And diesel for all.
Following a three-year hiatus and allegations of emissions cheating, every truck from the 2020 Ram 1500 line-up is again available with the new, more powerful, more fuel efficient third generation 3.0-liter EcoDiesel.
The V6 oil burner twists out 480 lb.-ft. torque at 1,600 rpm, a 14 percent increase from its prior iteration, giving it class-leading torque in a half-ton diesel. Horsepower is up eight percent to 260.
Ram gets best-in-class towing at 12,560 pounds compared to 11,400 pounds for the 2019 Ford F-150 3.0-liter PowerStroke diesel (440 lb.-ft. torque) and 9,300 pounds in the 2020 Chevy Silverado 3.0-liter Duramax diesel (460 lb.-ft. torque).
The 2020 Ram 1500 EcoDiesel can tow 340 more pounds than the 5/8-ton 2019 Titan XD 5.0-liter Cummins diesel (yet another punch to Nissan which is nixing diesel from its 2020 lineup). Interestingly enough, the 2020 Ram 1500 gasser with a 5.7-liter HEMI V8 can out-tow them both at 12,750 pounds.
Ram credits the improved performance of its 3rd gen EcoDiesel to several changes including a new-generation water-cooled turbocharger, redesigned intake ports, a dual high- and low-pressure EGR system, new 16.0:1 compression ratio (from 16.5:1) and redesigned aluminum alloy pistons.

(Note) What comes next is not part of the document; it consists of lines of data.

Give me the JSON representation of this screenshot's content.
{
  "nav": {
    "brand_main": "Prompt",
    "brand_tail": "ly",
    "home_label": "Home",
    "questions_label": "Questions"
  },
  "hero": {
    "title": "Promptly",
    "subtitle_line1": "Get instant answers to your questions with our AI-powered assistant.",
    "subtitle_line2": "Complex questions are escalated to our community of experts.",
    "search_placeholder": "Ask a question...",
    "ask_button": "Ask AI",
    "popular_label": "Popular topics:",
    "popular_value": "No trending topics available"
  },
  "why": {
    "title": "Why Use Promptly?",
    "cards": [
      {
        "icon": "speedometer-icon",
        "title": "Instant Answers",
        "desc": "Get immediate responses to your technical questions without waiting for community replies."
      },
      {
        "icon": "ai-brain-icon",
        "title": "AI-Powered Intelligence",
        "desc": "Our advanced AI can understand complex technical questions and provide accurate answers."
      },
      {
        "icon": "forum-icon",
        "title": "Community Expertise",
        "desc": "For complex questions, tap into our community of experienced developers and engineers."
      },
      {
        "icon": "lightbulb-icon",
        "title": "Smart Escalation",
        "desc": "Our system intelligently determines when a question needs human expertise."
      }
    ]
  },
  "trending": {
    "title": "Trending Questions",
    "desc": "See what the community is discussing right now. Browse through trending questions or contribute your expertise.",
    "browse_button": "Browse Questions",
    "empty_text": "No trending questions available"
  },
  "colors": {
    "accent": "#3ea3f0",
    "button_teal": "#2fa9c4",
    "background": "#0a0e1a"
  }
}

The 2020 Ram 1500 EcoDiesel mated to an 8-speed Torqueflite automatic transmission proved impressive during a recent test drive event in Gilbert, Minnesota. While towing two Yamaha YXZ side-by-sides on a tandem flatbed (roughly 5,000 pounds), the 4×4 Laramie Longhorn (ahhh…the smell of leather) accelerated quickly in city and highway traffic, handled its load confidently and stopped on a dime. According to Ram’s trip odometer, the truck averaged 14.7 mpg during the 12-mile run.
I was especially interested in the 2020 Ram Rebel which for the first time can now be optioned with a diesel engine. With 4×4 low engaged and the electronic rear axle locking differential turned on with the push of a button, the truck ate up some tough terrain including a 30-degree hill climb at the Iron Range Off-Highway Vehicle State Recreation Area. No doubt, diesel induces confidence—both on and off-road.

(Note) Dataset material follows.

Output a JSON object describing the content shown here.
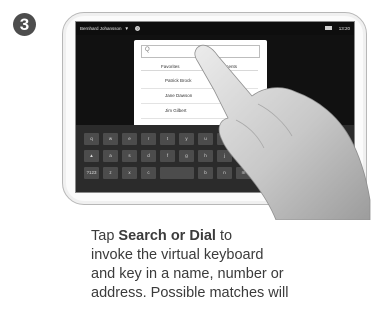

Finally, because Ram expects to get best-in-class fuel economy with its latest EcoDiesel, I had to drive their best fuel sipper—a 2020 Ram 1500 4×2 Tradesman Quad Cab with a 3.21 rear axle (3.92 is the other option). The hills along Lake Superior in Duluth, Minn. can be tough and demand heavy throttling at times.

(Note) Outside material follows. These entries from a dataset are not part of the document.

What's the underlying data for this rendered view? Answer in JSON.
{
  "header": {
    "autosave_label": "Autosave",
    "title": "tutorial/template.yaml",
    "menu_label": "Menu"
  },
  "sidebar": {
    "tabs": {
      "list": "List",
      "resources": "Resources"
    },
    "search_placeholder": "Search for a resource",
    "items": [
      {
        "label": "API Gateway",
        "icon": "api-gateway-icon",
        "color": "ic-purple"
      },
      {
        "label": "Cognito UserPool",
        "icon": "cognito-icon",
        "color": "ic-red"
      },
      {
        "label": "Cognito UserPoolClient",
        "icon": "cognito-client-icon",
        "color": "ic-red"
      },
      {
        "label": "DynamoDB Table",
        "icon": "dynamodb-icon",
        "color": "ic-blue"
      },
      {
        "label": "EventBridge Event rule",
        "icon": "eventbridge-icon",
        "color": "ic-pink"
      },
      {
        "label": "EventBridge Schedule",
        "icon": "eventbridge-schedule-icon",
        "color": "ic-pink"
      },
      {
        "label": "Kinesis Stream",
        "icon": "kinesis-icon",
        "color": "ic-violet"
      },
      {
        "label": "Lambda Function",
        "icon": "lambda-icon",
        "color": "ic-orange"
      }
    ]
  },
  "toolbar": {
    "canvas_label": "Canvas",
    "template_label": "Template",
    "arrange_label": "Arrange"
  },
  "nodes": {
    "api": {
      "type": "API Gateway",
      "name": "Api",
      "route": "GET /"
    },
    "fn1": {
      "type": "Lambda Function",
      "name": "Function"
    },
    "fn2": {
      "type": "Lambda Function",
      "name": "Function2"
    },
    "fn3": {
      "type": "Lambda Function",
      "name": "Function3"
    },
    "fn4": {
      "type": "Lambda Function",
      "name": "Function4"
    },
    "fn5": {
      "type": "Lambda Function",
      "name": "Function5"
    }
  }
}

During a 30-mile, round-trip run on Interstate 35 the truck averaged 31 mpg with the air conditioning going full blast, the tailgate up and the side mirrors folded out. Next time I’ll opt for the chassis only, skip lunch and leave the spare behind. In all seriousness, I’m conflicted about hypermiling. While fun and challenging, few pickup drivers here in the South will drive without their A/C on during summer or just about any other season.
Fuel economy is where it gets interesting. The 2020 Chevy Silverado 3.0-liter Duramax delivers an EPA-estimated 33 mpg, thus far the best fuel economy in a half-ton truck. But Ram’s not done yet.
“The all-new third generation 3.0-liter V6 EcoDiesel is also expected to lead the segment on fuel economy,” the automaker states in a press release.
We’ll have to wait and see. In the meantime, prices have been released. The 2020 Ram 1500 EcoDiesel starts at $36,890 (Tradesman 4×2 Quad Cab), plus $1,695 destination. EcoDiesel is a $4,995 option, or $3,000 premium over the 5.7-liter HEMI V8 eTorque ($3,300 on Tradesman, Big Horn/Lone Star, Rebel and Laramie base models). Third-gen Ram EcoDiesel trucks are expected to go on sale in the fourth quarter.
The second-gen 3.0-liter EcoDiesel is still available in the 2019 Ram 1500 Classic.